## [PROMPT]
Exclude the pictures and repeat all of the data exactly.

## [DATA EXTRACTS]
********************

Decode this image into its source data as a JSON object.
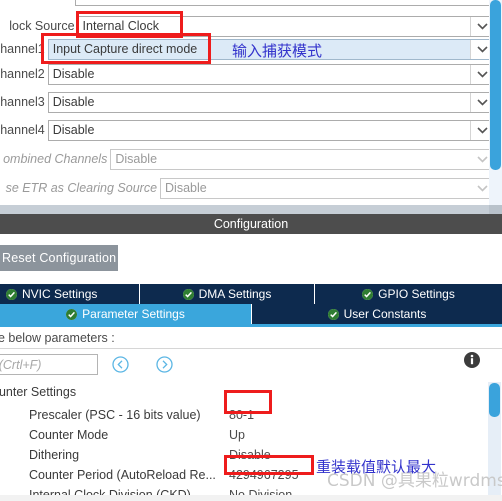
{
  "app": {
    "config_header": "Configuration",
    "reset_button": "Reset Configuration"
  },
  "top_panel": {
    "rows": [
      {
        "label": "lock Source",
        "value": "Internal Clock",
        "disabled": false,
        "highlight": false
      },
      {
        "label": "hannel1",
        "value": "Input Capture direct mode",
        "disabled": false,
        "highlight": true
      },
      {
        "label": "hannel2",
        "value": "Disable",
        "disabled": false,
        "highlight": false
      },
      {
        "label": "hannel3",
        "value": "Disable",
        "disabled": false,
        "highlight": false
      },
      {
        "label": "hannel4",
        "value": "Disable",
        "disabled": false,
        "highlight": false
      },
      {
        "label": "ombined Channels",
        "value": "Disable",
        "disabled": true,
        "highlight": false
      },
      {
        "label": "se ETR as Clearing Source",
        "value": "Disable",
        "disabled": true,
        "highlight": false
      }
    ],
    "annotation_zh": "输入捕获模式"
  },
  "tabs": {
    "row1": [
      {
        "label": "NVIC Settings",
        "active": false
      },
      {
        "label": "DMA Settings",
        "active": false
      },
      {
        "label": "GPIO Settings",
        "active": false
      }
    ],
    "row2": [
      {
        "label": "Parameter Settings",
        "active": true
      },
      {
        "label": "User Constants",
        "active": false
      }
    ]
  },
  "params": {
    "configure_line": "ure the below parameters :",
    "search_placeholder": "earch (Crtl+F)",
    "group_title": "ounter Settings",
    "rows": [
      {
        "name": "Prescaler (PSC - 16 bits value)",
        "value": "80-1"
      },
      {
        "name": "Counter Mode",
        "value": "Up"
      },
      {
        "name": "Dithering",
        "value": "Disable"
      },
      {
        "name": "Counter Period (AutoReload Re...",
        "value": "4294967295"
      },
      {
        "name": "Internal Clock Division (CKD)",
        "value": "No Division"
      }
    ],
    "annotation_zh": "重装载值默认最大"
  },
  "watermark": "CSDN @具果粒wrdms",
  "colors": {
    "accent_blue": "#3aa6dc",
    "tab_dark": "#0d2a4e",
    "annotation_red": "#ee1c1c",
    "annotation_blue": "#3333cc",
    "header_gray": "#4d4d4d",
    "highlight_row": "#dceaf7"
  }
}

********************

## [WRITTEN ANSWER]
Decode this image into its source data as a JSON object.
{
  "app": {
    "config_header": "Configuration",
    "reset_button": "Reset Configuration"
  },
  "top_panel": {
    "rows": [
      {
        "label": "lock Source",
        "value": "Internal Clock",
        "disabled": false,
        "highlight": false
      },
      {
        "label": "hannel1",
        "value": "Input Capture direct mode",
        "disabled": false,
        "highlight": true
      },
      {
        "label": "hannel2",
        "value": "Disable",
        "disabled": false,
        "highlight": false
      },
      {
        "label": "hannel3",
        "value": "Disable",
        "disabled": false,
        "highlight": false
      },
      {
        "label": "hannel4",
        "value": "Disable",
        "disabled": false,
        "highlight": false
      },
      {
        "label": "ombined Channels",
        "value": "Disable",
        "disabled": true,
        "highlight": false
      },
      {
        "label": "se ETR as Clearing Source",
        "value": "Disable",
        "disabled": true,
        "highlight": false
      }
    ],
    "annotation_zh": "输入捕获模式"
  },
  "tabs": {
    "row1": [
      {
        "label": "NVIC Settings",
        "active": false
      },
      {
        "label": "DMA Settings",
        "active": false
      },
      {
        "label": "GPIO Settings",
        "active": false
      }
    ],
    "row2": [
      {
        "label": "Parameter Settings",
        "active": true
      },
      {
        "label": "User Constants",
        "active": false
      }
    ]
  },
  "params": {
    "configure_line": "ure the below parameters :",
    "search_placeholder": "earch (Crtl+F)",
    "group_title": "ounter Settings",
    "rows": [
      {
        "name": "Prescaler (PSC - 16 bits value)",
        "value": "80-1"
      },
      {
        "name": "Counter Mode",
        "value": "Up"
      },
      {
        "name": "Dithering",
        "value": "Disable"
      },
      {
        "name": "Counter Period (AutoReload Re...",
        "value": "4294967295"
      },
      {
        "name": "Internal Clock Division (CKD)",
        "value": "No Division"
      }
    ],
    "annotation_zh": "重装载值默认最大"
  },
  "watermark": "CSDN @具果粒wrdms",
  "colors": {
    "accent_blue": "#3aa6dc",
    "tab_dark": "#0d2a4e",
    "annotation_red": "#ee1c1c",
    "annotation_blue": "#3333cc",
    "header_gray": "#4d4d4d",
    "highlight_row": "#dceaf7"
  }
}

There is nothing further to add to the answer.